2nd Guards Field Artillery
... The 2nd Guards Field Artillery Regiment (German 2 ... Garde-Feldartillerie-Regiment) was an artillery unit in the Imperial German Army prior to and during the First World War ...

Famous quotes containing the word artillery:

    We now demand the light artillery of the intellect; we need the curt, the condensed, the pointed, the readily diffused—in place of the verbose, the detailed, the voluminous, the inaccessible. On the other hand, the lightness of the artillery should not degenerate into pop-gunnery—by which term we may designate the character of the greater portion of the newspaper press—their sole legitimate object being the discussion of ephemeral matters in an ephemeral manner.
    Edgar Allan Poe (1809–1845)

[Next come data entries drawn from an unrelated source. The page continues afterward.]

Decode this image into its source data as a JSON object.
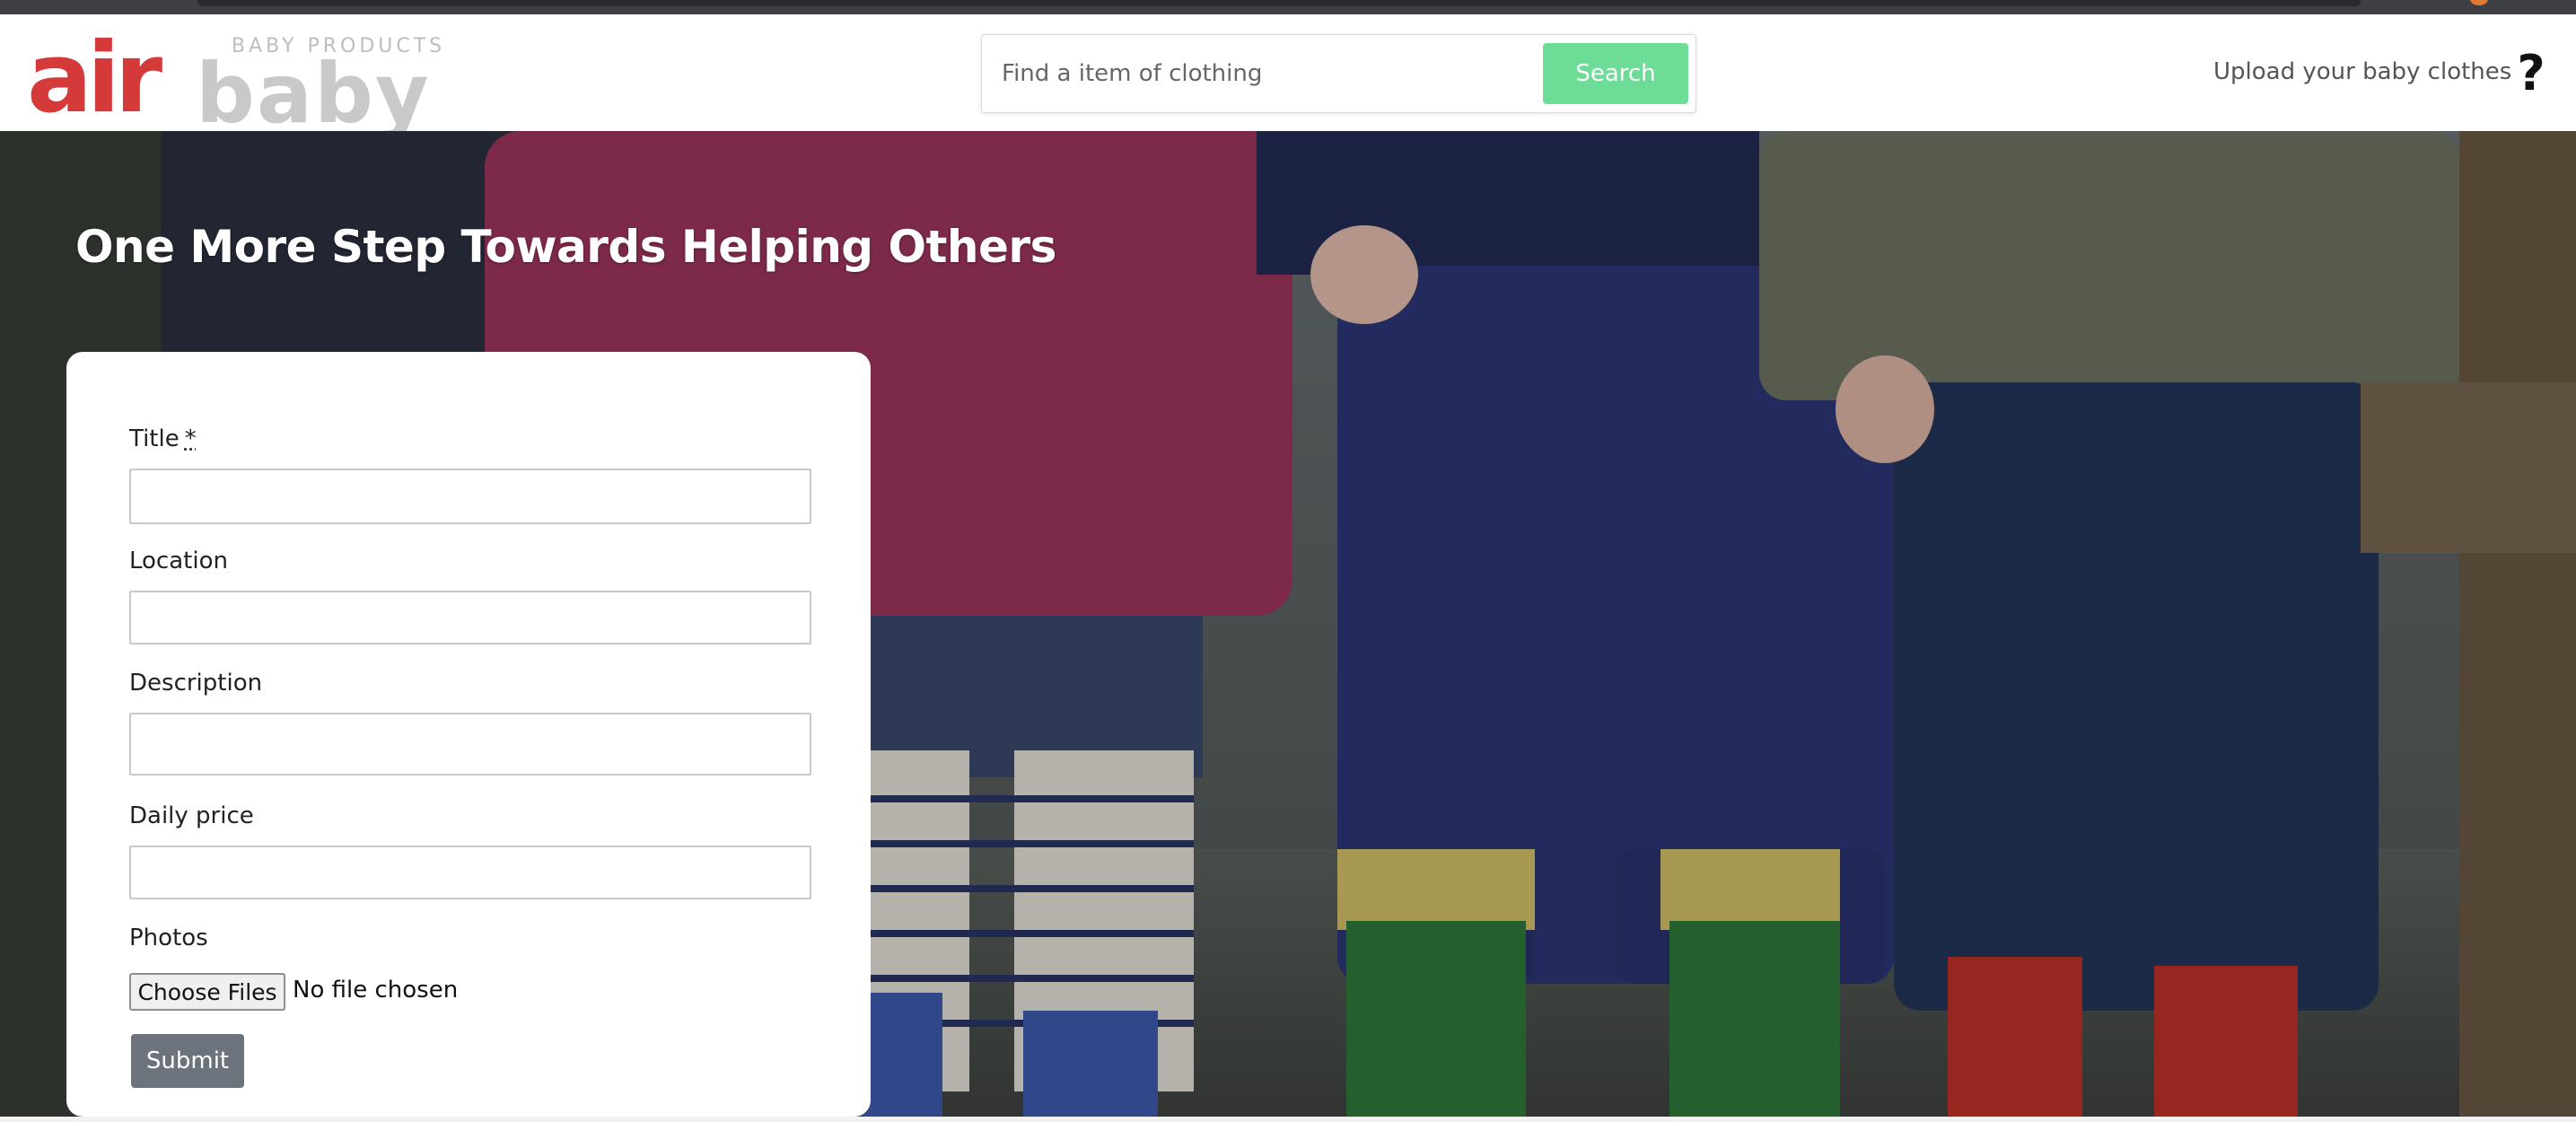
{
  "brand": {
    "logo_text_primary": "air",
    "logo_text_secondary": "baby",
    "logo_tagline": "BABY PRODUCTS",
    "primary_color": "#d43a3a",
    "secondary_color": "#c9c9c9"
  },
  "navbar": {
    "search_placeholder": "Find a item of clothing",
    "search_value": "",
    "search_button_label": "Search",
    "search_button_color": "#6ddc97",
    "upload_link_label": "Upload your baby clothes",
    "help_icon": "question-icon",
    "help_glyph": "?"
  },
  "hero": {
    "title": "One More Step Towards Helping Others"
  },
  "form": {
    "title_label": "Title",
    "title_required_marker": "*",
    "title_value": "",
    "location_label": "Location",
    "location_value": "",
    "description_label": "Description",
    "description_value": "",
    "daily_price_label": "Daily price",
    "daily_price_value": "",
    "photos_label": "Photos",
    "file_button_label": "Choose Files",
    "file_status": "No file chosen",
    "submit_label": "Submit",
    "submit_color": "#6c737c"
  }
}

    Another success is the post-office, with its educating energy augmented by cheapness and guarded by a certain religious sentiment in mankind; so that the power of a wafer or a drop of wax or gluten to guard a letter, as it flies over sea over land and comes to its address as if a battalion of artillery brought it, I look upon as a fine meter of civilization.
    Ralph Waldo Emerson (1803–1882)